··· RECORDS FOR THIS TASK
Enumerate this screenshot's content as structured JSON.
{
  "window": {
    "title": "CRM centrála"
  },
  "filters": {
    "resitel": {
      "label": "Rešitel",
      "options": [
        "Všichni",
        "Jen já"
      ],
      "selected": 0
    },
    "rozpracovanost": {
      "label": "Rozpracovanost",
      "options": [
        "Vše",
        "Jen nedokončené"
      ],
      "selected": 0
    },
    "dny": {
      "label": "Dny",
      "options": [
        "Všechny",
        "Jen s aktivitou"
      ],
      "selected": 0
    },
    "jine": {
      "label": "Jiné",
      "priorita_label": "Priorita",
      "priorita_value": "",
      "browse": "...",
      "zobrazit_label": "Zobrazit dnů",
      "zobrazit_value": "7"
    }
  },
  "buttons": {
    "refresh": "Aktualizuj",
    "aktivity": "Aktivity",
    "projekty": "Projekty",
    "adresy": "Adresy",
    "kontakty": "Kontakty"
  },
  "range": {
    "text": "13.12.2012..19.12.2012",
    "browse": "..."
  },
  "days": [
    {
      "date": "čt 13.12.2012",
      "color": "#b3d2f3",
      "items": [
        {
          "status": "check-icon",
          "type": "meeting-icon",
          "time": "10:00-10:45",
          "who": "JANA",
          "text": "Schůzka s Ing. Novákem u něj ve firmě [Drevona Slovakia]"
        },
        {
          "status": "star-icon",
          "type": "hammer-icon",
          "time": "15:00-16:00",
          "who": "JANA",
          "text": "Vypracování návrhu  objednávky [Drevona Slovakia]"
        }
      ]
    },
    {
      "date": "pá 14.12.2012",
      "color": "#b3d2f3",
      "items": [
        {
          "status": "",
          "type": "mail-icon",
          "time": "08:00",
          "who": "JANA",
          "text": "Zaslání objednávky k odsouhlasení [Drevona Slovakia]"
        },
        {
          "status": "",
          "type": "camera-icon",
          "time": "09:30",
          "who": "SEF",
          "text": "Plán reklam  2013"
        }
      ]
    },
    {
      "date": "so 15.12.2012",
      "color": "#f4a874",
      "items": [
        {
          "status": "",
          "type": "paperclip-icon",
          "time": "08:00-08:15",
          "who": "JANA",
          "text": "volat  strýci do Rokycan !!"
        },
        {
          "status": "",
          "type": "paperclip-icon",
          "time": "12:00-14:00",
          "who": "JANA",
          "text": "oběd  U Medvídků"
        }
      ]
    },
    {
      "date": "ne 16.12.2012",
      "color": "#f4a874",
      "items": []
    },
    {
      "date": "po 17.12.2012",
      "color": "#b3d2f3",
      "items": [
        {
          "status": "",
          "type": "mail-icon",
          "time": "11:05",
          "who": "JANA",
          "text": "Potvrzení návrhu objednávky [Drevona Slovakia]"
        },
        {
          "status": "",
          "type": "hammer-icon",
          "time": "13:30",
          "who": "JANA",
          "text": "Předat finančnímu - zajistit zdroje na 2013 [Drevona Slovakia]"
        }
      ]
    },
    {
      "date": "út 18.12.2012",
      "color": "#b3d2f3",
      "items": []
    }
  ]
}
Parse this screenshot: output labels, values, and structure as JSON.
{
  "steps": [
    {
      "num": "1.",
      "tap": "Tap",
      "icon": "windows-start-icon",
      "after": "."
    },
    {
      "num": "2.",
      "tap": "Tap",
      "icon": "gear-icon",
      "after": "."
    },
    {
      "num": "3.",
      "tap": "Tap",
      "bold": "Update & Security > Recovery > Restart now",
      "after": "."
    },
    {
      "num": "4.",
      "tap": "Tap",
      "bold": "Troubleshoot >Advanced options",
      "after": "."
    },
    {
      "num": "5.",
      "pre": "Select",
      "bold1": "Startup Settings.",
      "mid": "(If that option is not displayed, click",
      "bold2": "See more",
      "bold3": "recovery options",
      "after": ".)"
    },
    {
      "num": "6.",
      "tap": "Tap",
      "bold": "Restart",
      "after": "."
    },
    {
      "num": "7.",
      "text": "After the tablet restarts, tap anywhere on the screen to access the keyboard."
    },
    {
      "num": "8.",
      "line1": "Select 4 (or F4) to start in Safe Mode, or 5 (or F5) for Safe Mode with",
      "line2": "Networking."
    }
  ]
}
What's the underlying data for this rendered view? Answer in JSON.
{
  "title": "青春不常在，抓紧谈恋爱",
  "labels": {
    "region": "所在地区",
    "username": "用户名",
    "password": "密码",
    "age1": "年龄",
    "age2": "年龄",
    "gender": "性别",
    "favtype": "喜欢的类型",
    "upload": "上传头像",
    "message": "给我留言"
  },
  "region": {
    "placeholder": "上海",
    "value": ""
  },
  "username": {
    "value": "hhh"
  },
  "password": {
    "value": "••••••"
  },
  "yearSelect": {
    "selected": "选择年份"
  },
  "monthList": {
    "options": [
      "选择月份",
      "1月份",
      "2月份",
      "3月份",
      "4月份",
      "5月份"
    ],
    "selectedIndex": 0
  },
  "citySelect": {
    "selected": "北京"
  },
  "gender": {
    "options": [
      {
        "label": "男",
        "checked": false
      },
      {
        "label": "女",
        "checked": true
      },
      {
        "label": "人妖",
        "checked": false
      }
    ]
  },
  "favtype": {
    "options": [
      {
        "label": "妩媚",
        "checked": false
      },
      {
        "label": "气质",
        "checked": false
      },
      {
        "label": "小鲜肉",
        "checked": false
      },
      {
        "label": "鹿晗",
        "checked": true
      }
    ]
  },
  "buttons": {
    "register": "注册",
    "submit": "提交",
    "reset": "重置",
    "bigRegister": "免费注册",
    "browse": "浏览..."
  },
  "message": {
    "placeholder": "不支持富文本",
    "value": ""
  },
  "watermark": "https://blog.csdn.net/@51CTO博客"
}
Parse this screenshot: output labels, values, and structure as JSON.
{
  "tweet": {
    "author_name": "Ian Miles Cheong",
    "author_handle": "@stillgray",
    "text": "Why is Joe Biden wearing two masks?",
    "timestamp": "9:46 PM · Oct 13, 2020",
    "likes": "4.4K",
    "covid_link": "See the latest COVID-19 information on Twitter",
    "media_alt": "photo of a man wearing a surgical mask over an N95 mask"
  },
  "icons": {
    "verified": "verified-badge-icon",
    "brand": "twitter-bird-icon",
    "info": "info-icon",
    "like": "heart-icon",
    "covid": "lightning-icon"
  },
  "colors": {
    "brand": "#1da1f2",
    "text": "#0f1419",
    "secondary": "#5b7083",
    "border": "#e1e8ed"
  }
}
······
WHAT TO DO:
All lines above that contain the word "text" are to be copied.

WRITTEN REPLY:
    "text": "13.12.2012..19.12.2012",
          "text": "Schůzka s Ing. Novákem u něj ve firmě [Drevona Slovakia]"
          "text": "Vypracování návrhu  objednávky [Drevona Slovakia]"
          "text": "Zaslání objednávky k odsouhlasení [Drevona Slovakia]"
          "text": "Plán reklam  2013"
          "text": "volat  strýci do Rokycan !!"
          "text": "oběd  U Medvídků"
          "text": "Potvrzení návrhu objednávky [Drevona Slovakia]"
          "text": "Předat finančnímu - zajistit zdroje na 2013 [Drevona Slovakia]"
      "text": "After the tablet restarts, tap anywhere on the screen to access the keyboard."
    "text": "Why is Joe Biden wearing two masks?",
    "text": "#0f1419",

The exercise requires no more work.